To sip from the carton of the spectre’s image itself leaves traces of ephemeral traumas on the lips of all children.
By Brad Feuerhelm, ASX, June 2015
In the 1980’s American media empires were consumed with the spectacle of fear. Not unlike today, the 1980’s were a fertile time for fear mongering. It could be due to Reaganism, the proliferation of the news with more syndicates, or perhaps the general anxieties of a consumerist society under the global endemic of nuclear warfare as exactingly portrayed by the nuclear Doomsday Clock. The United States was the society at the apex of the global chain, with the threat of the American Dream beginning to pop and fizzle under the spotlight of its forthcoming dissolution. There was the great satanic panic, the serial killing epidemic, and the Halloween night terror known as the razorblade in the apple. All of these pointed to a system in which though very real, the minority debacle of each panic created not only fear, but a sort of self-perpetuating myth of fear that when considered by the nefarious potential perpetrator, could be argued, spurred on more of the same, seen particularly in the satanic panic.

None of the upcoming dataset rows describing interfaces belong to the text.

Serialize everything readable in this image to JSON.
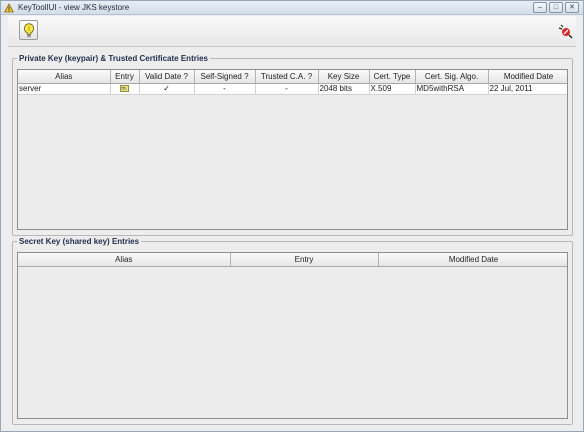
{
  "window": {
    "title": "KeyToolIUI - view JKS keystore",
    "controls": [
      "–",
      "□",
      "✕"
    ]
  },
  "toolbar": {
    "left_button_icon": "lightbulb-icon",
    "right_icon": "keytool-logo-icon"
  },
  "private_section": {
    "title": "Private Key (keypair) & Trusted Certificate Entries",
    "columns": [
      "Alias",
      "Entry",
      "Valid Date ?",
      "Self-Signed ?",
      "Trusted C.A. ?",
      "Key Size",
      "Cert. Type",
      "Cert. Sig. Algo.",
      "Modified Date"
    ],
    "rows": [
      {
        "alias": "server",
        "entry_icon": "certificate-icon",
        "valid_date": "✓",
        "self_signed": "-",
        "trusted_ca": "-",
        "key_size": "2048 bits",
        "cert_type": "X.509",
        "sig_algo": "MD5withRSA",
        "modified_date": "22 Jul, 2011"
      }
    ]
  },
  "secret_section": {
    "title": "Secret Key (shared key) Entries",
    "columns": [
      "Alias",
      "Entry",
      "Modified Date"
    ],
    "rows": []
  }
}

There is however one very real, if over-emphasized sociological predicament of the spectacle of abducted or missing children. The missing children campaigns began in 1984 by the National Child Safety Council. The council is best known for their program of placing images of missing or abducted children on milk cartons. The aim was simply to help find these children, but also make families aware of the epidemic. These milk cartons were a ubiquitous staple of American life. Children would pour milk into their cereals every morning before school from the cartons with heads of missing children printed on their sides with an eerie familiarity. To sip from the carton of the spectre’s image itself leaves traces of ephemeral traumas on the lips of all children.
Etan Patz on milk carton @ Collection Brad Feuerhelm

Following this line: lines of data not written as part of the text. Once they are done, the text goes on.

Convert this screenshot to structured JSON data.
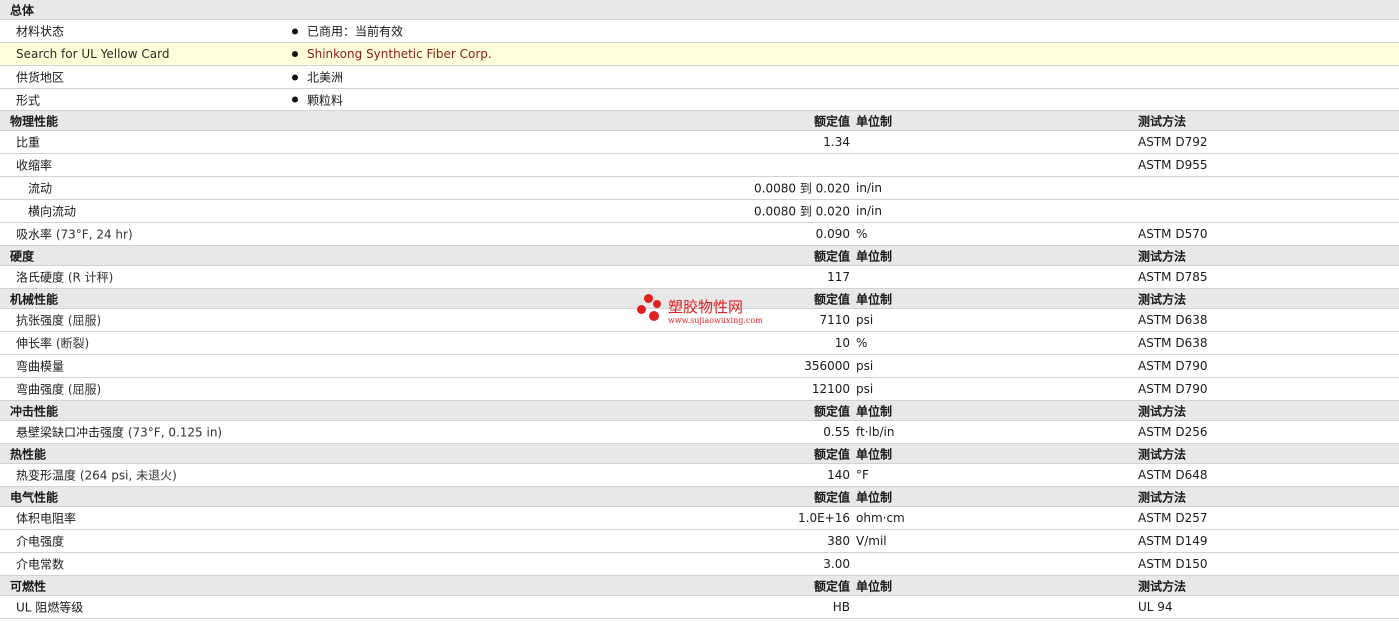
{
  "general": {
    "title": "总体",
    "rows": [
      {
        "label": "材料状态",
        "value": "已商用：当前有效"
      },
      {
        "label": "Search for UL Yellow Card",
        "value": "Shinkong Synthetic Fiber Corp."
      },
      {
        "label": "供货地区",
        "value": "北美洲"
      },
      {
        "label": "形式",
        "value": "颗粒料"
      }
    ]
  },
  "headers": {
    "nominal": "额定值",
    "unit": "单位制",
    "test": "测试方法"
  },
  "sections": [
    {
      "title": "物理性能",
      "rows": [
        {
          "label": "比重",
          "note": "",
          "value": "1.34",
          "unit": "",
          "test": "ASTM D792"
        },
        {
          "label": "收缩率",
          "note": "",
          "value": "",
          "unit": "",
          "test": "ASTM D955"
        },
        {
          "label": "流动",
          "note": "",
          "value": "0.0080 到  0.020",
          "unit": "in/in",
          "test": "",
          "sub": true
        },
        {
          "label": "横向流动",
          "note": "",
          "value": "0.0080 到  0.020",
          "unit": "in/in",
          "test": "",
          "sub": true
        },
        {
          "label": "吸水率",
          "note": "(73°F, 24 hr)",
          "value": "0.090",
          "unit": "%",
          "test": "ASTM D570"
        }
      ]
    },
    {
      "title": "硬度",
      "rows": [
        {
          "label": "洛氏硬度",
          "note": "(R 计秤)",
          "value": "117",
          "unit": "",
          "test": "ASTM D785"
        }
      ]
    },
    {
      "title": "机械性能",
      "rows": [
        {
          "label": "抗张强度",
          "note": "(屈服)",
          "value": "7110",
          "unit": "psi",
          "test": "ASTM D638"
        },
        {
          "label": "伸长率",
          "note": "(断裂)",
          "value": "10",
          "unit": "%",
          "test": "ASTM D638"
        },
        {
          "label": "弯曲模量",
          "note": "",
          "value": "356000",
          "unit": "psi",
          "test": "ASTM D790"
        },
        {
          "label": "弯曲强度",
          "note": "(屈服)",
          "value": "12100",
          "unit": "psi",
          "test": "ASTM D790"
        }
      ]
    },
    {
      "title": "冲击性能",
      "rows": [
        {
          "label": "悬壁梁缺口冲击强度",
          "note": "(73°F, 0.125 in)",
          "value": "0.55",
          "unit": "ft·lb/in",
          "test": "ASTM D256"
        }
      ]
    },
    {
      "title": "热性能",
      "rows": [
        {
          "label": "热变形温度",
          "note": "(264 psi, 未退火)",
          "value": "140",
          "unit": "°F",
          "test": "ASTM D648"
        }
      ]
    },
    {
      "title": "电气性能",
      "rows": [
        {
          "label": "体积电阻率",
          "note": "",
          "value": "1.0E+16",
          "unit": "ohm·cm",
          "test": "ASTM D257"
        },
        {
          "label": "介电强度",
          "note": "",
          "value": "380",
          "unit": "V/mil",
          "test": "ASTM D149"
        },
        {
          "label": "介电常数",
          "note": "",
          "value": "3.00",
          "unit": "",
          "test": "ASTM D150"
        }
      ]
    },
    {
      "title": "可燃性",
      "rows": [
        {
          "label": "UL 阻燃等级",
          "note": "",
          "value": "HB",
          "unit": "",
          "test": "UL 94"
        }
      ]
    }
  ],
  "watermark": {
    "title": "塑胶物性网",
    "url": "www.sujiaowuxing.com"
  },
  "colors": {
    "section_bg": "#e8e8e8",
    "highlight_bg": "#ffffd9",
    "link": "#8b1a1a",
    "watermark": "#e02020"
  }
}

The portraits of the children were usually taken from the missing’s school photographs adding another layer of uncomfortability to their relic-like status as consumer good and epitaph of hope.
The portraits of the children were usually taken from the missing’s school photographs adding another layer of uncomfortability to their relic-like status as consumer good and epitaph of hope. School programs would also ambitiously add these cartons to their own luncheon programs, a continual reminder of the possibility of loss and uncertain futures. The key example, that is to say unfortunately, most popular lost child was Etan Patz. Etan Patz’s family would be the most vocal and hard working family who would bring their son into the national spotlight. He became the poster child for lost children, if not their patron saint. His face adorned countless cartons and national news programming for years.
These disposable milk cartons that featured Patz would go on to create an impressively uncomfortable effigy to the potential of loss and were designed to promote awareness, but I cannot help but think that within their ubiquity, they had the potential to promote more abductions and more missing children. When I hypothesize about this, I am trying to say that many of the problems with “scare” cultures in the 1980’s; the copycat or the doppelganger crime would be that though devised for awareness and mediatized fear, it could instead be a passageway for further crimes. If the worst thing in the world is to lose a child, would it not then be worthy of consideration for the criminally-minded to strike fear into the hearts of society to get what they wanted by negotiating this territory by a previously un-thought of act of abduction? It is a speculative thought to say the least, but then what monument to reason is not?
( Text @ Brad Feuerhelm. Images @ Collection Brad Feuerhelm.)